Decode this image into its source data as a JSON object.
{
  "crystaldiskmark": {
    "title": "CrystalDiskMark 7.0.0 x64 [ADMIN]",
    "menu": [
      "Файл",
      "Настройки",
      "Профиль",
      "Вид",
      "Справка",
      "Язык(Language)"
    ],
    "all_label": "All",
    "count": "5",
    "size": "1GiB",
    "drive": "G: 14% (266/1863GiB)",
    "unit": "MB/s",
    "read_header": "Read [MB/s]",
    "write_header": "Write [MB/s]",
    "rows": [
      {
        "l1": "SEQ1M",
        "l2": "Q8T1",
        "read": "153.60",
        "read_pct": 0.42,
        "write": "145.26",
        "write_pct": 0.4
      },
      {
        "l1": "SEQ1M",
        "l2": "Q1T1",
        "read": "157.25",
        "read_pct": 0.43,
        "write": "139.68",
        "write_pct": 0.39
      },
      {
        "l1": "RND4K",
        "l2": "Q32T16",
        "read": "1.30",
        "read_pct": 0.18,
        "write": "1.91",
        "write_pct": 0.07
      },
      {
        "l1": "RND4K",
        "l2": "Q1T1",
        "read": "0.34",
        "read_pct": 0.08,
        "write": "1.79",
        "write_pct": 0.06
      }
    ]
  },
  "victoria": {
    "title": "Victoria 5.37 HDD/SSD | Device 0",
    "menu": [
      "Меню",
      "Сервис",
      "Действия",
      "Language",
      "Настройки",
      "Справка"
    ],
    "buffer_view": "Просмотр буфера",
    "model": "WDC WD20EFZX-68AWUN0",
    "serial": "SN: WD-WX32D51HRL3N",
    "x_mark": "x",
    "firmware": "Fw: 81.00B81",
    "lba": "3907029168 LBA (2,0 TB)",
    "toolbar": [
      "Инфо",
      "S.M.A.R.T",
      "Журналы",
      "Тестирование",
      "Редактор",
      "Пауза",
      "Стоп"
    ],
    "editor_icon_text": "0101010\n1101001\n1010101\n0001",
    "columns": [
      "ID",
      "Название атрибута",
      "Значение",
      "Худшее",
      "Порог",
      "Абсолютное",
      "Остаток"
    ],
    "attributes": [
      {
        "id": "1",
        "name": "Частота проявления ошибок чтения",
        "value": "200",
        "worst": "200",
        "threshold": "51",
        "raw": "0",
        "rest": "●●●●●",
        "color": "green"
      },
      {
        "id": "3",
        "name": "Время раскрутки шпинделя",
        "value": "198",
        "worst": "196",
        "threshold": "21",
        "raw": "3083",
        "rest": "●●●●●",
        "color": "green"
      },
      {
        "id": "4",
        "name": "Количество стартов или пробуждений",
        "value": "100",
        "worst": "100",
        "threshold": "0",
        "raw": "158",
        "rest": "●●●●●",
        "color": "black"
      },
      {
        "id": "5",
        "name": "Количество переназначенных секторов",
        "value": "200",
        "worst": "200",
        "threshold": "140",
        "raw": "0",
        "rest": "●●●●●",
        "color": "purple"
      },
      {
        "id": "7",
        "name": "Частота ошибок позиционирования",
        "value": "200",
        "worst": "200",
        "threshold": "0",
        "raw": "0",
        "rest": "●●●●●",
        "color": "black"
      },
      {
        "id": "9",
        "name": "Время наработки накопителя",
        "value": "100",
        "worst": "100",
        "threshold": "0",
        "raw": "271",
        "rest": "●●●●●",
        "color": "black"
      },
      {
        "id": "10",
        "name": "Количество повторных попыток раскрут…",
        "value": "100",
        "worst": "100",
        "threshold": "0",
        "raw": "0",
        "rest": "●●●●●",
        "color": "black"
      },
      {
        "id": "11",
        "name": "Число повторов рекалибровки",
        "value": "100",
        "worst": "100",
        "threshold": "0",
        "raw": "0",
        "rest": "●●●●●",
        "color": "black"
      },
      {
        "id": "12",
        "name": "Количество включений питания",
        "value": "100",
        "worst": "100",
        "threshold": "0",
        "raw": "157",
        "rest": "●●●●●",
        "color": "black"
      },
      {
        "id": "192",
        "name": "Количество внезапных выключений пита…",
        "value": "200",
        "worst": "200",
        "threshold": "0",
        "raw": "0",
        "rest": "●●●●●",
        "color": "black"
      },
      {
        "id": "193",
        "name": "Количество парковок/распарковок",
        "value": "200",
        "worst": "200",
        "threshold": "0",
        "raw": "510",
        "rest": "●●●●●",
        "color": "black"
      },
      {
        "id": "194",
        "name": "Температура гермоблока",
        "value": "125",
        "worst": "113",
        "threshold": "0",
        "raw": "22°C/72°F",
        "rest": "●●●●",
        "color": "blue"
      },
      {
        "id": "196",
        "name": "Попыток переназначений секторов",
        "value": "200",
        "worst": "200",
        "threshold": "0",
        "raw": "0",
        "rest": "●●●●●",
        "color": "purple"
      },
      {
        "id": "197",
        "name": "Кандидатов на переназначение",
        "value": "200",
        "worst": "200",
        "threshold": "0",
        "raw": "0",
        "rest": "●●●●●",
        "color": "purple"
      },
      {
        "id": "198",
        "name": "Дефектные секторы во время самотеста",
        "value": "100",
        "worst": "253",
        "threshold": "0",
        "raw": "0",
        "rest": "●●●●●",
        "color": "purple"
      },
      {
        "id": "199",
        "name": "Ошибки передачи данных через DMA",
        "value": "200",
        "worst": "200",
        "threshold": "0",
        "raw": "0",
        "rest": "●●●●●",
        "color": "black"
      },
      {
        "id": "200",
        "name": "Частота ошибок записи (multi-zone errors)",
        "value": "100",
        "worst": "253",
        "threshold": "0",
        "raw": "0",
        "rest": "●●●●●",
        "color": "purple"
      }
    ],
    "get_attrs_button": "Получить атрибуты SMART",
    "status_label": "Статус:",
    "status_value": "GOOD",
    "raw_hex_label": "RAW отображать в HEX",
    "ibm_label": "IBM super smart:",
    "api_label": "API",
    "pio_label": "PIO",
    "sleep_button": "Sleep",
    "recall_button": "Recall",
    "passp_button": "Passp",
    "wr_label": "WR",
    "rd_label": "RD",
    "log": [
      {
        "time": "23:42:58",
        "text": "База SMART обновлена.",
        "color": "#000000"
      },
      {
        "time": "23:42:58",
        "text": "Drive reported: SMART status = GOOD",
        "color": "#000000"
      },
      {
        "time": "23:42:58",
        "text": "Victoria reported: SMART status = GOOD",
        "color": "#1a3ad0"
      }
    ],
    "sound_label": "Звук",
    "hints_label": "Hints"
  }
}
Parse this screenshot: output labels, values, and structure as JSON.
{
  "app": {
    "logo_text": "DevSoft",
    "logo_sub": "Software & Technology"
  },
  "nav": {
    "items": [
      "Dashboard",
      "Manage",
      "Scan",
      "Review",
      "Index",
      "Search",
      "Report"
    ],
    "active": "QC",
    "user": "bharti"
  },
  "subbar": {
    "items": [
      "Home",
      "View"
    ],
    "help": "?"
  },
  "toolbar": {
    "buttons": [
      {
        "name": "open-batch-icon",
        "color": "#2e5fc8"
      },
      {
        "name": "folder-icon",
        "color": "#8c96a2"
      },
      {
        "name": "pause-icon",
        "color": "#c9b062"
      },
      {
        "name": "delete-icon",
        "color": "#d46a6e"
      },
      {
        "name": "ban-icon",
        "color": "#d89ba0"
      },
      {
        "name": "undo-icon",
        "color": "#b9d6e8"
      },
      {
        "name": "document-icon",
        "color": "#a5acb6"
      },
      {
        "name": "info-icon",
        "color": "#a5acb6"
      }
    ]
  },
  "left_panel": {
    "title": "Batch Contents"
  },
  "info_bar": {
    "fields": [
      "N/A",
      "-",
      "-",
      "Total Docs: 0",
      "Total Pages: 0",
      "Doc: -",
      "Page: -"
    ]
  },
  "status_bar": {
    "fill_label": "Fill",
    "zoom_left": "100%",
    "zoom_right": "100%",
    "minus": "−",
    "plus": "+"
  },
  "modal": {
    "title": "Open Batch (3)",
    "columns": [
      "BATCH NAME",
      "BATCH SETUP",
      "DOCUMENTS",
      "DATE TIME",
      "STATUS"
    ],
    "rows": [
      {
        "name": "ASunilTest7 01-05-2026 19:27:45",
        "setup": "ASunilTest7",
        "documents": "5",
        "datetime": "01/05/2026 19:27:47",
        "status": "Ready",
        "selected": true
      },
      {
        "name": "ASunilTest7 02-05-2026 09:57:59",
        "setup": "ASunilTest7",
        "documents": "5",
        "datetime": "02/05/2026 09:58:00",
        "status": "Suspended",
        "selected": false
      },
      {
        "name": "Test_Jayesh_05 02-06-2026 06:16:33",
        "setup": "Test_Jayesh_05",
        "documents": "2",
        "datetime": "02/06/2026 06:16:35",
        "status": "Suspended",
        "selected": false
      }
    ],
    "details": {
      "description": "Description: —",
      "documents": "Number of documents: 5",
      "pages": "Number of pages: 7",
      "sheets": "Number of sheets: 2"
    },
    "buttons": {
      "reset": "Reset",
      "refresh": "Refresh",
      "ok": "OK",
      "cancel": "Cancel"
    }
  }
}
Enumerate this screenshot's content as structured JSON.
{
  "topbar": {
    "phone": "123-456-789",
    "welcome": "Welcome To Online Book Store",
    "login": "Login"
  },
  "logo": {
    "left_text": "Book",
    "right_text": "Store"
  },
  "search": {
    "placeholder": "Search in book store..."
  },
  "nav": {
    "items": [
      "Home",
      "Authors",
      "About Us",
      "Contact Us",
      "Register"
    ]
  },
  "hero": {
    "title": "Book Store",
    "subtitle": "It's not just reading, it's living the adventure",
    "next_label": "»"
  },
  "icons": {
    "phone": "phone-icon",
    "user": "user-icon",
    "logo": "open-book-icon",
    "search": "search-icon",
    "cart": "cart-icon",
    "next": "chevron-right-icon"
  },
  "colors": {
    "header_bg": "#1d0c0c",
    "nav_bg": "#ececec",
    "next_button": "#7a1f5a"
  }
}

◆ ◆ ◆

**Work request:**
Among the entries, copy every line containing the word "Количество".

**Your response:**
        "name": "Количество стартов или пробуждений",
        "name": "Количество переназначенных секторов",
        "name": "Количество повторных попыток раскрут…",
        "name": "Количество включений питания",
        "name": "Количество внезапных выключений пита…",
        "name": "Количество парковок/распарковок",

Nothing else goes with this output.